Oh, Dear Readers, we have had a good six weeks of rain, wind and cold, cold storms. It is a sodden spring, one that has people hauling out those tired refrains along the lines of "this is the wettest spring in sixty years!" It may or may not be, but it is wet enough. This has been good for the seriously depleted water tables that were so low last year that many departments were on water rationing last summer. This rain has also been excellent for vegetation, which currently makes much of France look quite like a jungle. It has, however, been hard on the humans who, trapped indoors for more than forty days and forty nights, have begun to feel like the prisoners about whom we write again today.
Conversely to the subject of the last post, your ancestor may have been in the Corsican's Grande Armée and been taken prisoner by one of France's enemies during the First Empire. He may have died while imprisoned. Finding out when and where he died can be a hopeless task. If, however, you know the department in which your soldier was born, there may be a hope after all.

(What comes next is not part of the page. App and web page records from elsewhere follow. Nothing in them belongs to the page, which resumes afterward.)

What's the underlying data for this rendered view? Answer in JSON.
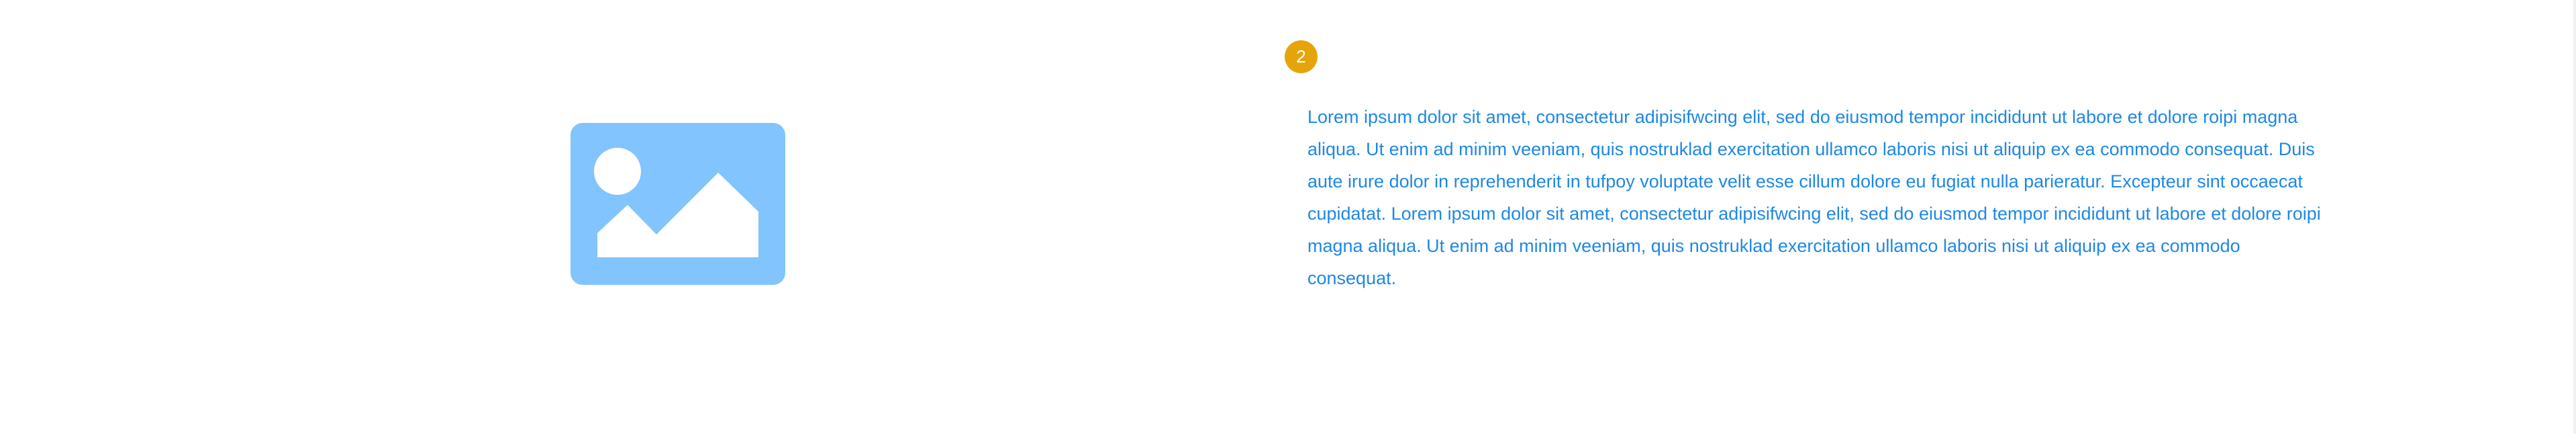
{
  "step": {
    "number": "2",
    "badge_color": "#E5A50A"
  },
  "image": {
    "icon": "image-placeholder-icon",
    "color": "#82C4FD"
  },
  "content": {
    "text_color": "#1E88E5",
    "paragraph": "Lorem ipsum dolor sit amet, consectetur adipisifwcing elit, sed do eiusmod tempor incididunt ut labore et dolore roipi magna aliqua. Ut enim ad minim veeniam, quis nostruklad exercitation ullamco laboris nisi ut aliquip ex ea commodo consequat. Duis aute irure dolor in reprehenderit in tufpoy voluptate velit esse cillum dolore eu fugiat nulla parieratur. Excepteur sint occaecat cupidatat. Lorem ipsum dolor sit amet, consectetur adipisifwcing elit, sed do eiusmod tempor incididunt ut labore et dolore roipi magna aliqua. Ut enim ad minim veeniam, quis nostruklad exercitation ullamco laboris nisi ut aliquip ex ea commodo consequat."
  }
}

The annotation in the margins of civil birth registrations did not begin until the late nineteenth century, so any death documentation will not be found on the birth registration of the soldier who died during the Napoleonic Wars (1803-1815). However, in the relevant Departmental Archives, there will be series R, Affaires militaires, (military affairs), which cover not only conscription and administration, but prisoners of war. In some departments, local officials made a list, as best they could, of their citizens who had died as prisoners of war in an enemy country, or in hospital. The structure of the list varies from one location to another, but they all give basic information:
- Place of birth or residence in the department

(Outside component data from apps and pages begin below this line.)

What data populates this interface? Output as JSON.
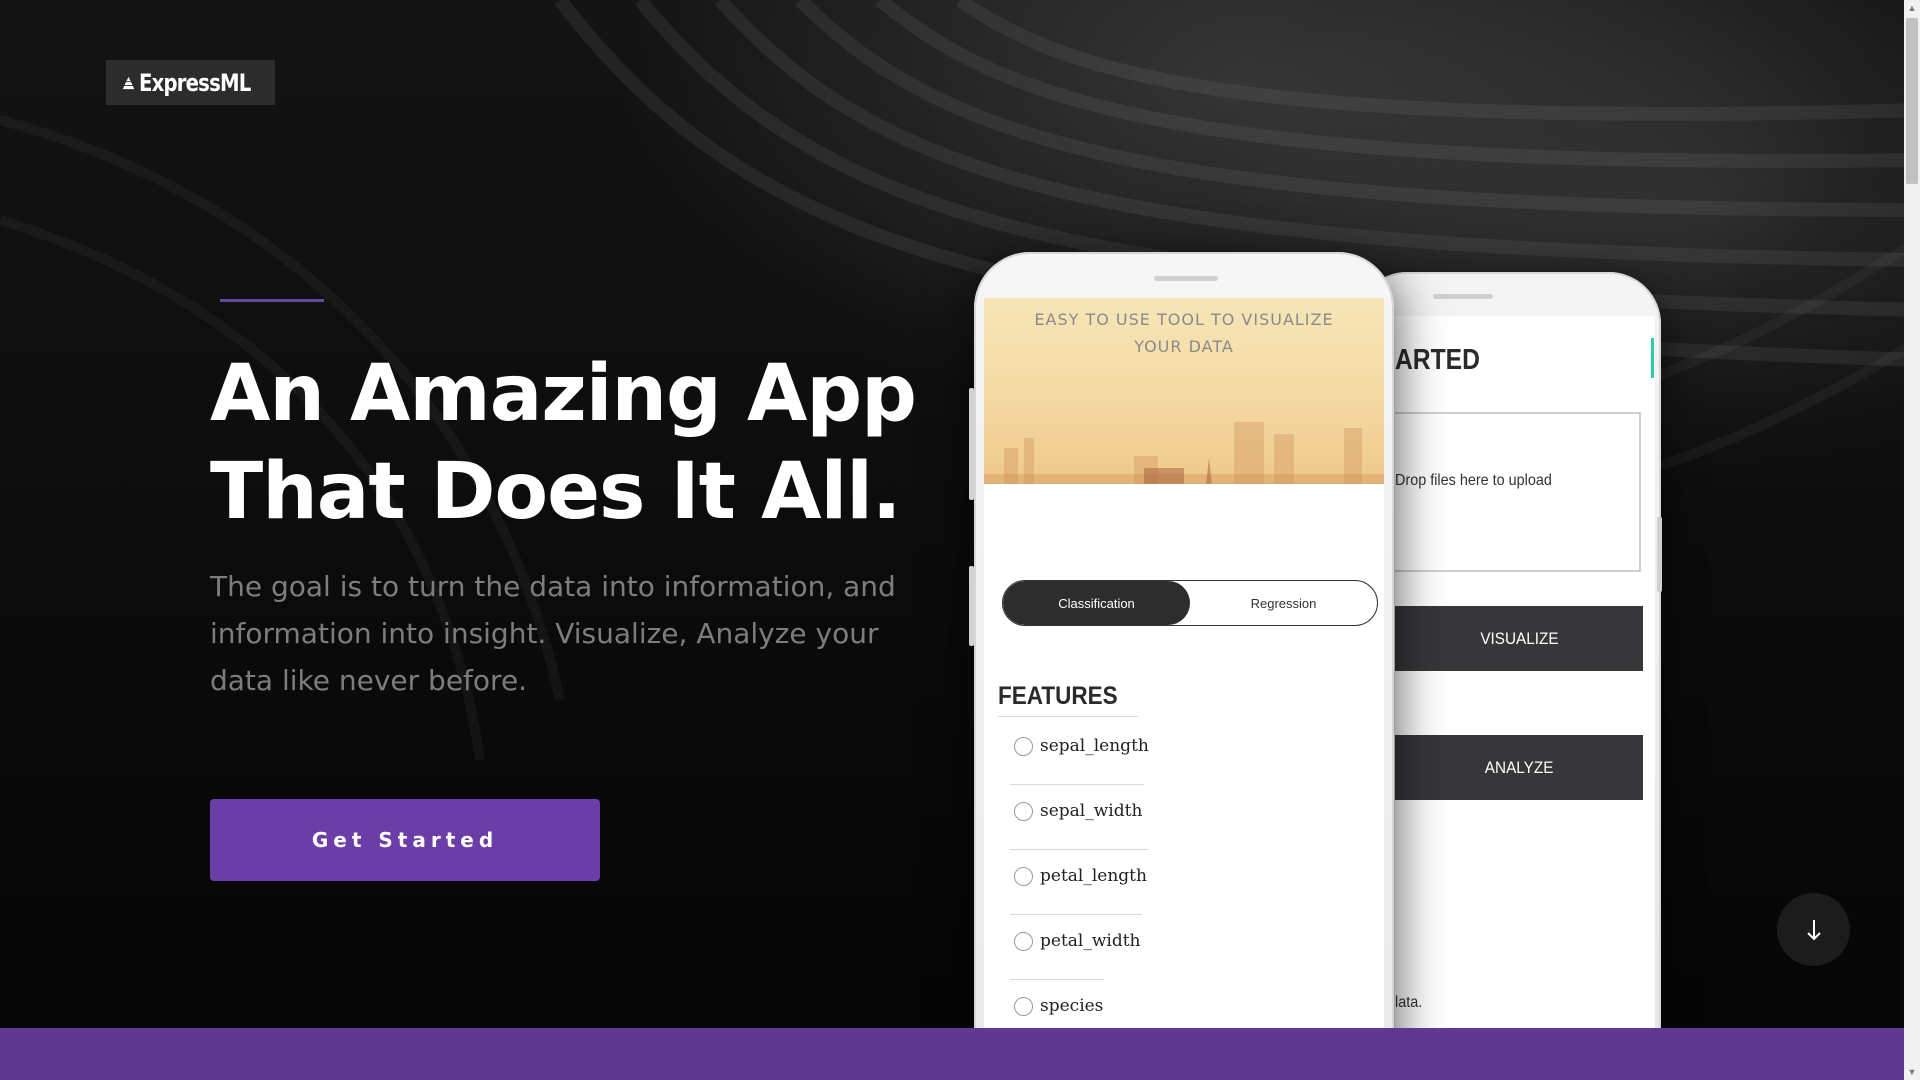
{
  "brand": {
    "name": "ExpressML",
    "logo_icon": "pyramid-icon"
  },
  "hero": {
    "headline_line1": "An Amazing App",
    "headline_line2": "That Does It All.",
    "subtext": "The goal is to turn the data into information, and information into insight. Visualize, Analyze your data like never before.",
    "cta_label": "Get Started",
    "accent_color": "#6a3ea6"
  },
  "scroll_down": {
    "icon": "arrow-down-icon",
    "glyph": "↓"
  },
  "phone_front": {
    "banner_text": "EASY TO USE TOOL TO VISUALIZE YOUR DATA",
    "toggle": {
      "options": [
        "Classification",
        "Regression"
      ],
      "selected": "Classification"
    },
    "features_title": "FEATURES",
    "features": [
      "sepal_length",
      "sepal_width",
      "petal_length",
      "petal_width",
      "species"
    ]
  },
  "phone_back": {
    "title_fragment": "ARTED",
    "dropzone_text": "Drop files here to upload",
    "visualize_label": "VISUALIZE",
    "analyze_label": "ANALYZE",
    "footnote_fragment": "lata."
  },
  "colors": {
    "band": "#5e3891",
    "button_dark": "#37373a",
    "accent_teal": "#2bd0a0"
  }
}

- Rank and regiment
- Date of death
- Place of death
Click on the example below to see the names of men from the arrondissement of Bellac in Haute-Vienne who died in Mannheim, Salzburg, Castalla, Zamora, Colmar, Neuf Brisack (Neuf-Brisach), Dargun, Metz, and the close to home city of Limoges.

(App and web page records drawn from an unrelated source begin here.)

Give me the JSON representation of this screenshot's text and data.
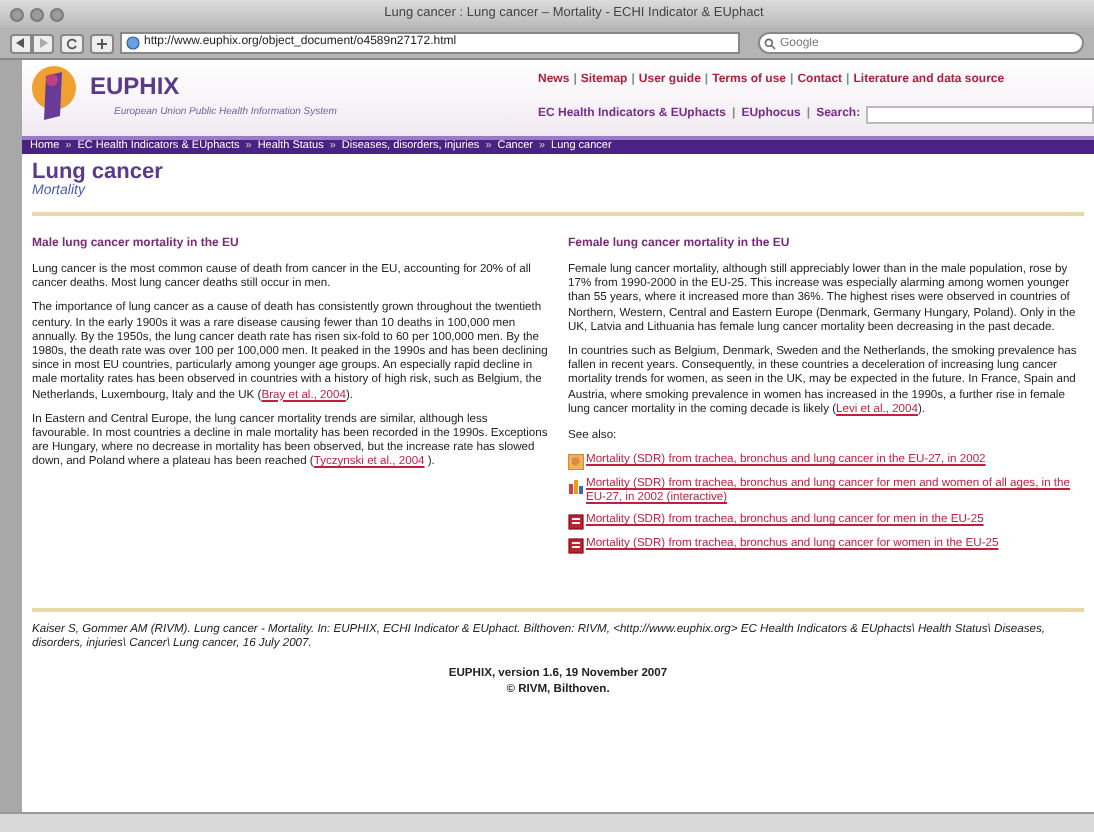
{
  "window": {
    "title": "Lung cancer : Lung cancer – Mortality - ECHI Indicator & EUphact"
  },
  "toolbar": {
    "url": "http://www.euphix.org/object_document/o4589n27172.html",
    "search_placeholder": "Google"
  },
  "header": {
    "logo_text": "EUPHIX",
    "tagline": "European Union Public Health Information System",
    "top_links": [
      "News",
      "Sitemap",
      "User guide",
      "Terms of use",
      "Contact",
      "Literature and data source"
    ],
    "nav_links": [
      "EC Health Indicators & EUphacts",
      "EUphocus"
    ],
    "search_label": "Search:",
    "separator": "|"
  },
  "breadcrumb": {
    "separator": "»",
    "items": [
      "Home",
      "EC Health Indicators & EUphacts",
      "Health Status",
      "Diseases, disorders, injuries",
      "Cancer",
      "Lung cancer"
    ]
  },
  "page": {
    "title": "Lung cancer",
    "subtitle": "Mortality"
  },
  "columns": [
    {
      "heading": "Male lung cancer mortality in the EU",
      "paragraphs": [
        {
          "text": "Lung cancer is the most common cause of death from cancer in the EU, accounting for 20% of all cancer deaths. Most lung cancer deaths still occur in men."
        },
        {
          "text": "The importance of lung cancer as a cause of death has consistently grown throughout the twentieth century. In the early 1900s it was a rare disease causing fewer than 10 deaths in 100,000 men annually. By the 1950s, the lung cancer death rate has risen six-fold to 60 per 100,000 men. By the 1980s, the death rate was over 100 per 100,000 men. It peaked in the 1990s and has been declining since in most EU countries, particularly among younger age groups. An especially rapid decline in male mortality rates has been observed in countries with a history of high risk, such as Belgium, the Netherlands, Luxembourg, Italy and the UK (",
          "link": "Bray et al., 2004",
          "after": ")."
        },
        {
          "text": "In Eastern and Central Europe, the lung cancer mortality trends are similar, although less favourable. In most countries a decline in male mortality has been recorded in the 1990s. Exceptions are Hungary, where no decrease in mortality has been observed, but the increase rate has slowed down, and Poland where a plateau has been reached (",
          "link": "Tyczynski et al., 2004",
          "after": " )."
        }
      ]
    },
    {
      "heading": "Female lung cancer mortality in the EU",
      "paragraphs": [
        {
          "text": "Female lung cancer mortality, although still appreciably lower than in the male population, rose by 17% from 1990-2000 in the EU-25. This increase was especially alarming among women younger than 55 years, where it increased more than 36%. The highest rises were observed in countries of Northern, Western, Central and Eastern Europe (Denmark, Germany Hungary, Poland). Only in the UK, Latvia and Lithuania has female lung cancer mortality been decreasing in the past decade."
        },
        {
          "text": "In countries such as Belgium, Denmark, Sweden and the Netherlands, the smoking prevalence has fallen in recent years. Consequently, in these countries a deceleration of increasing lung cancer mortality trends for women, as seen in the UK, may be expected in the future. In France, Spain and Austria, where smoking prevalence in women has increased in the 1990s, a further rise in female lung cancer mortality in the coming decade is likely (",
          "link": "Levi et al., 2004",
          "after": ")."
        }
      ]
    }
  ],
  "see_also": {
    "label": "See also:",
    "items": [
      {
        "kind": "map",
        "text": "Mortality (SDR) from trachea, bronchus and lung cancer in the EU-27, in 2002"
      },
      {
        "kind": "chart",
        "text": "Mortality (SDR) from trachea, bronchus and lung cancer for men and women of all ages, in the EU-27, in 2002 (interactive)"
      },
      {
        "kind": "report",
        "text": "Mortality (SDR) from trachea, bronchus and lung cancer for men in the EU-25"
      },
      {
        "kind": "report",
        "text": "Mortality (SDR) from trachea, bronchus and lung cancer for women in the EU-25"
      }
    ]
  },
  "citation": "Kaiser S, Gommer AM (RIVM). Lung cancer - Mortality. In: EUPHIX, ECHI Indicator & EUphact. Bilthoven: RIVM, <http://www.euphix.org> EC Health Indicators & EUphacts\\ Health Status\\ Diseases, disorders, injuries\\ Cancer\\ Lung cancer, 16 July 2007.",
  "version": [
    "EUPHIX, version 1.6, 19 November 2007",
    "© RIVM, Bilthoven."
  ]
}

Without such a list, discovering the time and place of death for these men, so far from home, would be very difficult. From this list it is also possible, using the details about rank and regiment, to then locate the soldier's military service record and conscription list entry. Using the birth date and place, you can then locate the the civil birth registration.
These lists -- where they exist -- are held in the Departmental Archives, in Series 2R. We have not yet encountered any online, but it is only a matter of time.
May you find your man!
©2013 Anne Morddel